9. 88 Boxes – About the how hard it is to move on after a relationship has ended, this really good track. While Ledisi’s vocals are little much at times, the anguish in her voice makes those moments easier to bare. The lyrics here are strong, too; they float between the indecisiveness of wanting to give up on something you have devoted so much time to and the strength of knowing that you have to do what’s best for you. The stabbing production adds emotional depth to the piece and makes this, despite a few flaws, a standout track.
10. Can’t Help Who You Love – This is a really good song because it could apply to the spectrum of romantic relationships. This simple lyrics are not a problem because the manage to distill a broad concept into something more relatable than most songs that try to tackle the same subject. The toned-down vocals are an excellent compliment to the floating production and makes it sound like Ledisi is explaining the concept to a lover instead of trying to defend the relationship to someone who doubts it.
11. Mine (Bonus Track) – There is something about this 80’s inspire track that is absolutely danceable. Upon putting on this song you will want to get to your feet and grab the closest person to swing around the floor with. It’s the lyrics that take this song down. Ledisi is pleading with a man that has made a fool out of her before to take her back because she knows that they were meant to be. Similar to Rock with You, the concept seems to jump around a little with the inclusion of block about asking someone else to come a free her from the lover’s spell before declaring that she would still like to be with him.
12. I Swear (Bonus Track) – At first listen, about this song sounds really familiar, and it’s not until the second half of it that you realize that it seems to be a melding of I Blame You and Anything.

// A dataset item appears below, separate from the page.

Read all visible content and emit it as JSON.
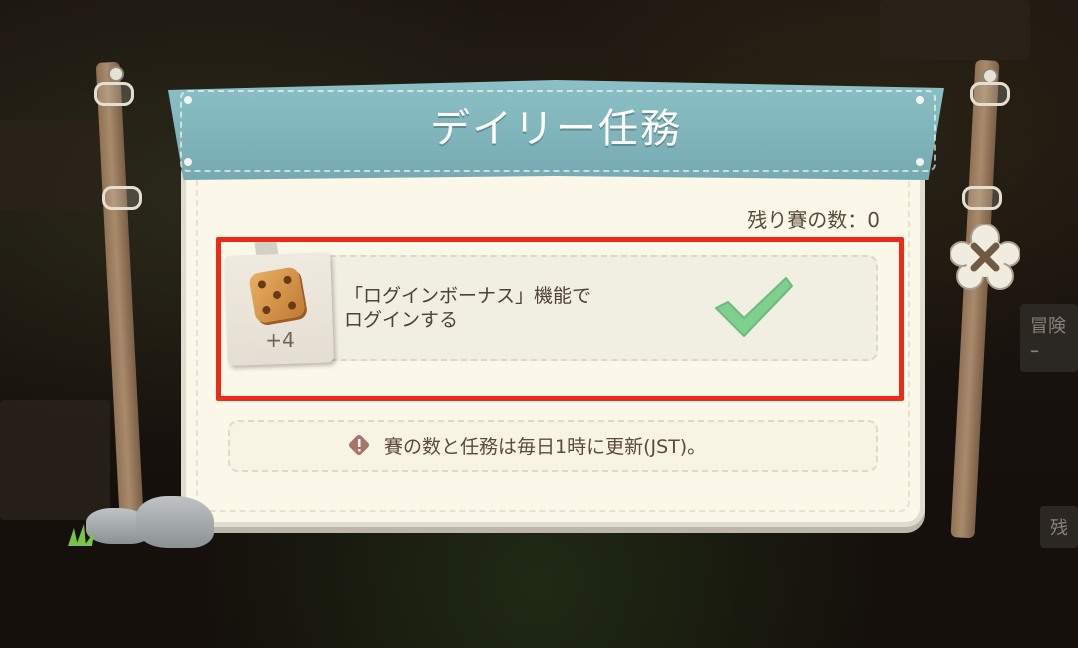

The concept, about swearing to be with her significant other until the end of time and giving him whatever he needs, is nothing you haven’t heard before and the vocals and production don’t really save it. Unless you are feeling lovey-dovey about someone, this is a song that you will likely skip or will fade into the background.
13. Quick Fix (Bonus Track) – This is an odd song to end on, as it is about how the other person in her relationship needs to start doing more for her or she will leave. While the standard edition ends with Can’t Help Who You Love, this is not as uplifting an end as that. Ledisi’s vocals are fiery and the guitar and drum heavy beat highlight them, but this is definitely a throwaway track.
This is a solid album but, for purchasing power, I would stick with the standard edition. The deluxe tracks seem to be there just because and actually take the album down in stregnth from what it was up through track ten. Still, this is something that I would highly recommend to someone looking for a grown-and-sexy album that does not focus entirely on sex.